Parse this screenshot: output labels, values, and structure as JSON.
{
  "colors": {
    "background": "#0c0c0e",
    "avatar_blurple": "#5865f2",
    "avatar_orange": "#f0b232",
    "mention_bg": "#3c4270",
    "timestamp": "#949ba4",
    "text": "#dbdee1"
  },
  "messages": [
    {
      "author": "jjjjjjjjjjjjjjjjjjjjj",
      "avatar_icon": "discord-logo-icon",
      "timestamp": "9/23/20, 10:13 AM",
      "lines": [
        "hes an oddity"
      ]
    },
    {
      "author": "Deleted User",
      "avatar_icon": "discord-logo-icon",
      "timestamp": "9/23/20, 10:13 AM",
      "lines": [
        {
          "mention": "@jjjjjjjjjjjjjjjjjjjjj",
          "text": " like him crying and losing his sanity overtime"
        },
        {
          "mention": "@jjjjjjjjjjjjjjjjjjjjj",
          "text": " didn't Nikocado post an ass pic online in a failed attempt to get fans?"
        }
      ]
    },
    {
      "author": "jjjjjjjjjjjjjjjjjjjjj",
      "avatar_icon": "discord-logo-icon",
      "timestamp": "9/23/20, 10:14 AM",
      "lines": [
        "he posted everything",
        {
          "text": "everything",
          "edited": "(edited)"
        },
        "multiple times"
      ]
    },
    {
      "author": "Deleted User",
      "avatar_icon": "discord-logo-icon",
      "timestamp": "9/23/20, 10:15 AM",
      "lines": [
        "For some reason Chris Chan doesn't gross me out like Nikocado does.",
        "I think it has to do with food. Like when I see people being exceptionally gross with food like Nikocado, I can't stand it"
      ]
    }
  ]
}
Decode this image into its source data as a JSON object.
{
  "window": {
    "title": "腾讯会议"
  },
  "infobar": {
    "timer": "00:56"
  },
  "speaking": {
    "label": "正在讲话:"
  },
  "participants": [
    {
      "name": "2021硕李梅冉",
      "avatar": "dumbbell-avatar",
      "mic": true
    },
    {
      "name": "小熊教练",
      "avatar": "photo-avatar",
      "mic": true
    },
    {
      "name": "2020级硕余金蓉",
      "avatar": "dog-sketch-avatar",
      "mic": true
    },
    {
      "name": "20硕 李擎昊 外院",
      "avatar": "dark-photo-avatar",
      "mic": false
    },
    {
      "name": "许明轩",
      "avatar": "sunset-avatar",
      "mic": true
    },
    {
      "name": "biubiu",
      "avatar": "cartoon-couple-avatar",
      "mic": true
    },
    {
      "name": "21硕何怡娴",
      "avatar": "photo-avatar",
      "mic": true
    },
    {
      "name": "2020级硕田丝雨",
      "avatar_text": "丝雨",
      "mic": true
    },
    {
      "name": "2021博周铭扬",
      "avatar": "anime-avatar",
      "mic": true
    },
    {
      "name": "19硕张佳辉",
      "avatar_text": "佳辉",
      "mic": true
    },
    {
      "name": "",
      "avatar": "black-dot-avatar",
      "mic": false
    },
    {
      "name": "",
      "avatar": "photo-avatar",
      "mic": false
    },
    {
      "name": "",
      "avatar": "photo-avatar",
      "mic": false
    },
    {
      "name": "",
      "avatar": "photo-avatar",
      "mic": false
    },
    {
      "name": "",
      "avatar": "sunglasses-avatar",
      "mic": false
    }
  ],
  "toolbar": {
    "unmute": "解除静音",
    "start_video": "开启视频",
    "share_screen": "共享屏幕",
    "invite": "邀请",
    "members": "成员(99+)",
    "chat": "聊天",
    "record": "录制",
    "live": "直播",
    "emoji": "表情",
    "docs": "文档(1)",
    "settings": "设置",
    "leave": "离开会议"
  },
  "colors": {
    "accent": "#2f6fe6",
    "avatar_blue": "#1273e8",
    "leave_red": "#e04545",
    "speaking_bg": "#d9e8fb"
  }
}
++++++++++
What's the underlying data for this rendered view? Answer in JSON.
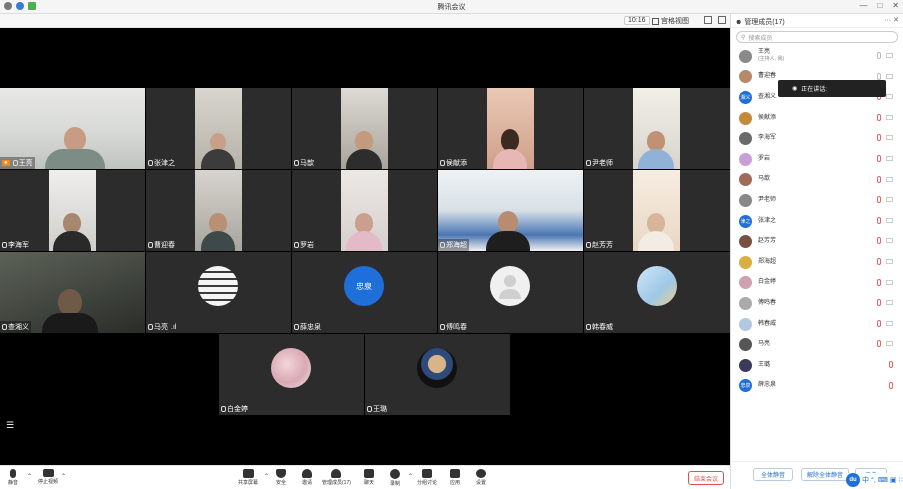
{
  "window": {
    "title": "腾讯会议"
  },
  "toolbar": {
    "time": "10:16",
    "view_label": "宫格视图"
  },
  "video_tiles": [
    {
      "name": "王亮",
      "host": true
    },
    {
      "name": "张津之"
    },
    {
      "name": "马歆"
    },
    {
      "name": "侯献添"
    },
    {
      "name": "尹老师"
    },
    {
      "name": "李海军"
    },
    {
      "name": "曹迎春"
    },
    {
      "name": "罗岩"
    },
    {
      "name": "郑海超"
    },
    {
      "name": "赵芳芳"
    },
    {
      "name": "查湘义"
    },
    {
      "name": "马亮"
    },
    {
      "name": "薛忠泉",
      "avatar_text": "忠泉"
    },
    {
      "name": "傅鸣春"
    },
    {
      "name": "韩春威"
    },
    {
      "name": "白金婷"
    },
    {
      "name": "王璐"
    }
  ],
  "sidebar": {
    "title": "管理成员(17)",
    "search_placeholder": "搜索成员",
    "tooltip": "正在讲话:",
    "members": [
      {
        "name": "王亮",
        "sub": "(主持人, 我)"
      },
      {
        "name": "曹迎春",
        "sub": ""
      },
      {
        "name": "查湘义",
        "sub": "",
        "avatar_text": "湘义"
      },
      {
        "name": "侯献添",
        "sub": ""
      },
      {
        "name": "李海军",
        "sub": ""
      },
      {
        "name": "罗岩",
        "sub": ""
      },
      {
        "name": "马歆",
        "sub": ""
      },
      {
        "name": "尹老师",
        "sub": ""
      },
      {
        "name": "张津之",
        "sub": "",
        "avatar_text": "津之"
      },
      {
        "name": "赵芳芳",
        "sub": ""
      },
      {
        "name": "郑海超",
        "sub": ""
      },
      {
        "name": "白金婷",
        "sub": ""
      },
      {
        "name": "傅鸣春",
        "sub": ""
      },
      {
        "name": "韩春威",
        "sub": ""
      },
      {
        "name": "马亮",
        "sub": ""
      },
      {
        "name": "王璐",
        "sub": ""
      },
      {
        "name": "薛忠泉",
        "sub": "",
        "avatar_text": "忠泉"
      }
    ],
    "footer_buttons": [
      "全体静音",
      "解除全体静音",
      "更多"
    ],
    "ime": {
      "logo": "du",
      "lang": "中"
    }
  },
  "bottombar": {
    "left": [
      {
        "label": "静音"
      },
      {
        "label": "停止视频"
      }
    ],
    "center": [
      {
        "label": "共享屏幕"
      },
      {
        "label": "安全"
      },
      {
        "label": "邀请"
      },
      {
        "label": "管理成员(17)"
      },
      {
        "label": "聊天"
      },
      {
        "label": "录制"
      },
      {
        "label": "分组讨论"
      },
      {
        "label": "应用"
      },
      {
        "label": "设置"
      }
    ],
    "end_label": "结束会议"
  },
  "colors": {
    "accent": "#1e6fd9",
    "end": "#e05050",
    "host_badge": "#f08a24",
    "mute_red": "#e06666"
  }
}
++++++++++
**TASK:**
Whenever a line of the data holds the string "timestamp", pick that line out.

**RESPONSE AREA:**
    "timestamp": "#949ba4",
      "timestamp": "9/23/20, 10:13 AM",
      "timestamp": "9/23/20, 10:13 AM",
      "timestamp": "9/23/20, 10:14 AM",
      "timestamp": "9/23/20, 10:15 AM",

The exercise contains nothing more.